The last thing I want to do is force my little boy into anything he doesn’t want to do, but how will he experience new things if we don’t give him the occasional nudge in the right direction?
I tend to base a lot of my parenting decisions on what my mum and dad did with me (after all, I turned out great!). And when I look back at my childhood, I realise they always encouraged me to try new things. Football, rock-climbing, horse riding, tennis lessons, swimming clubs, rugby, bird watching, drama, golf, table-tennis, abseiling, canoeing, archery and cycling were just some of the many activities I remember having a crack at as a kid. At one stage I even tried (and failed horribly) to learn how to play the recorder, before I realised I was the least musical person on the planet.
Eventually most of those activities fell by the wayside while I filtered out the stuff I wasn’t all that interested in. Goodbye horse-riding. See you later amateur dramatics. No thanks rugby, I’m too much of a scrawny wimp. But the point is I kept trying new things. Often not because I wanted to, but because my parents constantly encouraged me to. Sometimes I found it annoying, but when I look back now I realise they just wanted me to keep looking until I found what it was I really loved.
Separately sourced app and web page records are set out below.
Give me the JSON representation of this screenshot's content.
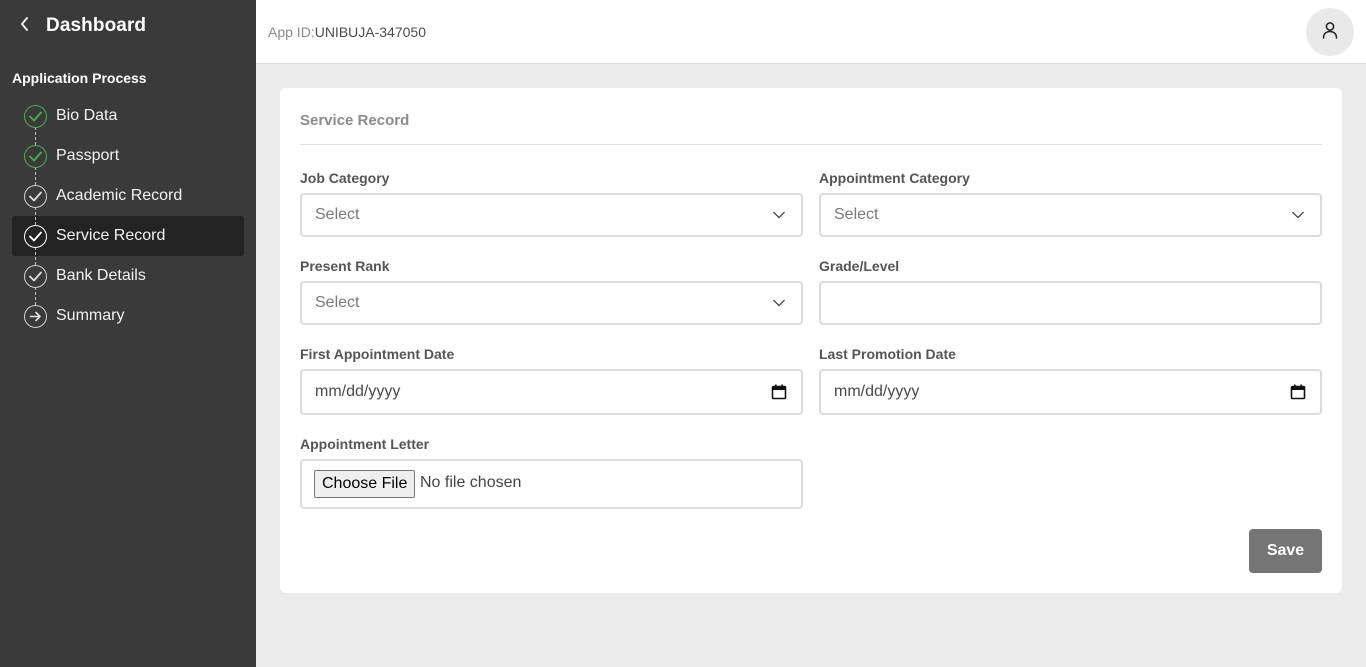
{
  "sidebar": {
    "title": "Dashboard",
    "section_label": "Application Process",
    "steps": [
      {
        "label": "Bio Data",
        "status": "done",
        "icon": "check-icon"
      },
      {
        "label": "Passport",
        "status": "done",
        "icon": "check-icon"
      },
      {
        "label": "Academic Record",
        "status": "complete",
        "icon": "check-icon"
      },
      {
        "label": "Service Record",
        "status": "active",
        "icon": "check-icon"
      },
      {
        "label": "Bank Details",
        "status": "complete",
        "icon": "check-icon"
      },
      {
        "label": "Summary",
        "status": "pending",
        "icon": "arrow-right-icon"
      }
    ]
  },
  "topbar": {
    "app_id_label": "App ID:",
    "app_id_value": "UNIBUJA-347050"
  },
  "form": {
    "title": "Service Record",
    "job_category": {
      "label": "Job Category",
      "placeholder": "Select"
    },
    "appointment_category": {
      "label": "Appointment Category",
      "placeholder": "Select"
    },
    "present_rank": {
      "label": "Present Rank",
      "placeholder": "Select"
    },
    "grade_level": {
      "label": "Grade/Level",
      "value": ""
    },
    "first_appointment_date": {
      "label": "First Appointment Date",
      "placeholder": "mm/dd/yyyy"
    },
    "last_promotion_date": {
      "label": "Last Promotion Date",
      "placeholder": "mm/dd/yyyy"
    },
    "appointment_letter": {
      "label": "Appointment Letter",
      "button": "Choose File",
      "status": "No file chosen"
    },
    "save_label": "Save"
  },
  "colors": {
    "sidebar_bg": "#3a3a3a",
    "active_step_bg": "#232323",
    "done_check": "#4caf50",
    "page_bg": "#ebebeb",
    "save_button_bg": "#757575"
  }
}
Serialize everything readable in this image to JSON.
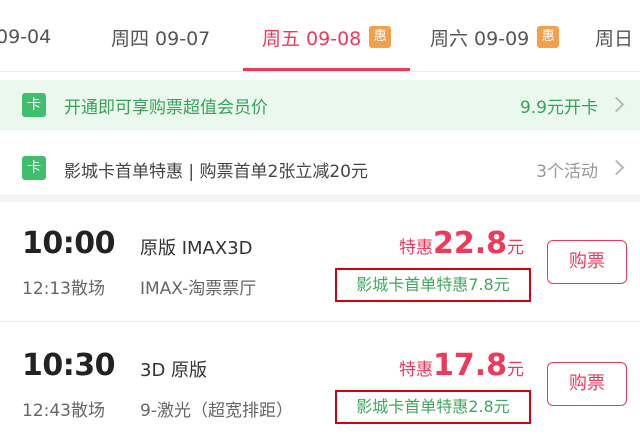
{
  "date_tabs": [
    {
      "label": "09-04",
      "badge": ""
    },
    {
      "label": "周四 09-07",
      "badge": ""
    },
    {
      "label": "周五 09-08",
      "badge": "惠"
    },
    {
      "label": "周六 09-09",
      "badge": "惠"
    },
    {
      "label": "周日",
      "badge": ""
    }
  ],
  "active_tab_index": 2,
  "colors": {
    "accent": "#f0395a",
    "green": "#3fbf6e",
    "badge": "#f2a14a",
    "highlight_box": "#d8000f"
  },
  "promos": [
    {
      "icon_label": "卡",
      "icon": "card-icon",
      "text": "开通即可享购票超值会员价",
      "right": "9.9元开卡"
    },
    {
      "icon_label": "卡",
      "icon": "card-icon",
      "text": "影城卡首单特惠 | 购票首单2张立减20元",
      "right": "3个活动"
    }
  ],
  "sessions": [
    {
      "start": "10:00",
      "end": "12:13散场",
      "version": "原版 IMAX3D",
      "hall": "IMAX-淘票票厅",
      "price_prefix": "特惠",
      "price": "22.8",
      "price_unit": "元",
      "discount": "影城卡首单特惠7.8元",
      "buy_label": "购票"
    },
    {
      "start": "10:30",
      "end": "12:43散场",
      "version": "3D 原版",
      "hall": "9-激光（超宽排距）",
      "price_prefix": "特惠",
      "price": "17.8",
      "price_unit": "元",
      "discount": "影城卡首单特惠2.8元",
      "buy_label": "购票"
    }
  ]
}
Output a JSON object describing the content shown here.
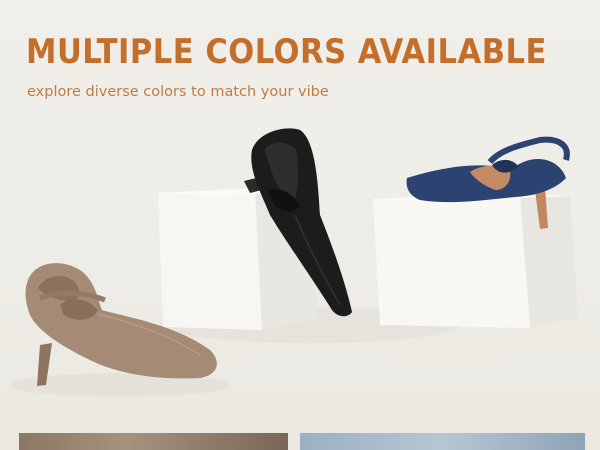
{
  "banner": {
    "headline": "MULTIPLE COLORS AVAILABLE",
    "subline": "explore diverse colors to match your vibe"
  },
  "products": [
    {
      "color_name": "taupe",
      "swatch": "#a58a76"
    },
    {
      "color_name": "black",
      "swatch": "#1c1c1c"
    },
    {
      "color_name": "navy",
      "swatch": "#2c4270"
    }
  ],
  "colors": {
    "background": "#efede8",
    "headline": "#c46e2b",
    "subline": "#c27a43"
  }
}
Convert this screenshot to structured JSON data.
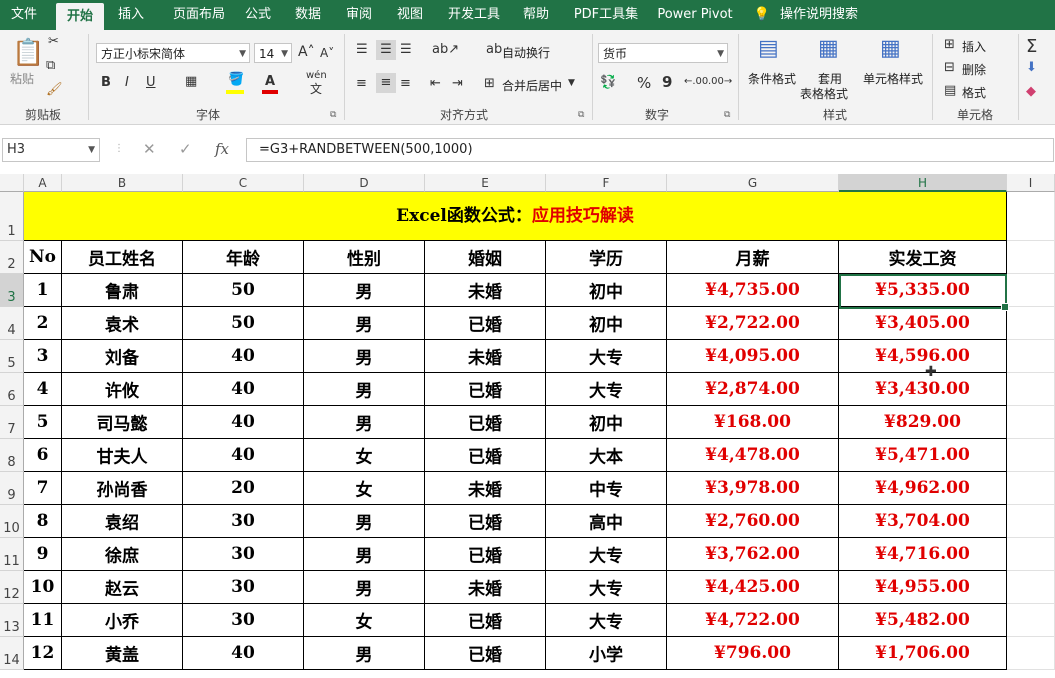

For me, that was football, tennis and walking up mountains. Those three activities have brought me some of the happiest and most memorable moments of my life, and helped me form friendships that will last for the rest of my life. And if it wasn’t for my dad taking me to football trials, my mum buying me that Andre Agassi replica Donnay racket I begged her for months for, or the fact I was forever being whipped away to the Lake District to walk up some sodden and remote mountain, none of that would have happened.
I look at Sonny now, nine months old and with all the enthusiasm in the world, and I’m forever wondering what he’ll grow up to be. Of course I’d love to watch him play competitive football, take him to Anfield to watch the mighty Reds, cheer him on while he wins his 10th Wimbledon title, and climb mountains with him all over the world. What kind of dad wouldn’t? Those are my passions and I couldn’t think of anything that would make me happier than sharing them with my son.
I’d be lying if I said I won’t encourage him down the same path as me, but I won’t force him. If he doesn’t like football, I’ll suck it up and take him to try something else. If he can’t hit a backhand to save his life, I won’t persist with tennis if he wants to give it up. If he can’t see the point of walking up a wet and windy hill in the middle of nowhere, I’ll grudgingly accept he’s got a lot more sense than his old man. But the important thing for me is that I’ll have tried. I’ll have shown him all the things that are out there for him and let him make his own decisions.
I want Sonny to think for himself and grow up to be his own man, and if we’ve helped him make those choices then I’ll know we’ve done our jobs as parents.
Just as long as he doesn’t make me sit through cricket matches…